There was a land boom of development with outside interest coming into Delridge in the early 2000s. Some of them were trying to short-change people, not telling them what their property was really worth and that was troublesome to me. As the neighborhood was getting scraped of housing that outlived it’s purpose, so it seemed that it was important try to get some cohesiveness going on between how the new construction was going to work with the neighborhood for access, drainage and pedestrian improvements. A lot of the buildings that had been purchased would sit for months on end, and that’s when the gang would invade, set up camp and it was just not good. So, we worked with the city to get those houses boarded up. Leaving them vacant and unsecured was really bad.
Let’s talk about this site of the Brown and Green house. When did you first meet the former resident, Danny?
I moved to North Delridge from Delridge ten years ago from near Sanislo Elementary. I met Danny a month or two after moving to this neighborhood.
It was a fall day and I saw this guy riding northbound on 23rd on a scooter, wearing an aviator cap and goggles. He parked right in the middle of the street as we started chatting, and I knew right away, I like this guy. As the years and weeks wore on, there was this contentious relationship between us. He had a tendency to attract some real problem people to his home. They were unscrupulous drug addicts that stole thousands of dollars from him.
They were meth addicts that were really good at stealing things from people’s yards. They would scrap metal, and he thought it was a legit business. It was kind of a fiasco. These people cleaned him out.
Some people wondered if he [Danny] was safe or not, and he was a diagnosed schizophrenic. We were assured he wasn’t dangerous, but I think people wondered because they didn’t’ understand him. He was an innocent, harmless individual.
What do you think about this property now that he is gone?
Well, It’s heart breaking on one hand, and it was inevitable that it was going to happen. I’m glad to know that it sounds like his sister was able to strike a fair price for the family property.
Danny was kinda symbolic of old-time Delridge. How do you prevent a neighborhood from becoming totally sterile? Setting aside the criminal characters his property attracted, how do you keep it a place for everyone and keep it safe? In the end, the project went through a new streamlined design review. I’m very concerned about parking issues, drainage.
Danny had a thing for the color green.
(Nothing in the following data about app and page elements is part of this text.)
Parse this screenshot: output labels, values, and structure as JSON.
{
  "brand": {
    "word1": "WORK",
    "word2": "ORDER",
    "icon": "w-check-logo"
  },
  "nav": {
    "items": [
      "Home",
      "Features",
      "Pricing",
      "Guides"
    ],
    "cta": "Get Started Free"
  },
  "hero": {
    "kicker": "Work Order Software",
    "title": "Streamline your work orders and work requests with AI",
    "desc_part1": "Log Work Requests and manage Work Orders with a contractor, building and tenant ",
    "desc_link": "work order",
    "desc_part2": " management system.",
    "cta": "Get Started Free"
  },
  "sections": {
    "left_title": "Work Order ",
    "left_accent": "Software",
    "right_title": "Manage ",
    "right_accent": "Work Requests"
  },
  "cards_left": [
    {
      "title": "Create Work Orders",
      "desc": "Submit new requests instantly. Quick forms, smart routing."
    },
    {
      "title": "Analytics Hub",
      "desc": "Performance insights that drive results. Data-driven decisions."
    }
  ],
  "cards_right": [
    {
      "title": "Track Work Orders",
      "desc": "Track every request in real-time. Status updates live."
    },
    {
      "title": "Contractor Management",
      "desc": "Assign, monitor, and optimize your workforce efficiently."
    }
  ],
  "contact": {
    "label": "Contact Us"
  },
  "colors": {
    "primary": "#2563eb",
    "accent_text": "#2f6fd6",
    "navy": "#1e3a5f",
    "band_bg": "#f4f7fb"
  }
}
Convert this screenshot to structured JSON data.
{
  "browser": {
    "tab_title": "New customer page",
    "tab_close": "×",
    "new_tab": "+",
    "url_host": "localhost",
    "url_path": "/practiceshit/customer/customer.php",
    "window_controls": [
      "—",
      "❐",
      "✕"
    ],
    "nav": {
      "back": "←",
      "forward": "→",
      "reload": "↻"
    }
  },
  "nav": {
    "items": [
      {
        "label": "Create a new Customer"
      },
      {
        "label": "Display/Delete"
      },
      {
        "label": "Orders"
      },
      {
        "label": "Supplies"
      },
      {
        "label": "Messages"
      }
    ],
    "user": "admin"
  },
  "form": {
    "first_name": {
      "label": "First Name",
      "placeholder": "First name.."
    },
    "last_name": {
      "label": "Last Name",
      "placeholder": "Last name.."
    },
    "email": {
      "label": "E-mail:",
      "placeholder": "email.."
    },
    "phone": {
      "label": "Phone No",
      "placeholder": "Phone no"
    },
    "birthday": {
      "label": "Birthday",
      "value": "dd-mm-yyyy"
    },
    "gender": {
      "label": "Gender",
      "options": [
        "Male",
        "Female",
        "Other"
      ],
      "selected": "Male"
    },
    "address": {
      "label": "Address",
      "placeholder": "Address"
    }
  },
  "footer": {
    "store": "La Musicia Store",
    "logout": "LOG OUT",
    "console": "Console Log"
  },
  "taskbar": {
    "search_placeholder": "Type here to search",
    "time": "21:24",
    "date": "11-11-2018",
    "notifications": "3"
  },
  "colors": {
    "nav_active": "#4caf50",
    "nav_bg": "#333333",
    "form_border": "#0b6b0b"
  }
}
He painted his house green, and decorated with green things like this Giant Gumby. As construction began, Mike salvaged Gumby, and brought along an old retired Delridge Sign for our session. Coincidentally, his old mailbox was sitting on site during our photo shoot. Seemed fitting for a final shot of such a notorious home.
One thought on “An End To The Green and Brown House”
Thank you for the information. I have fantasized about that lot. Parking underneath, build on allowable space to not have much yard to maintain. Have a housetop garden ect….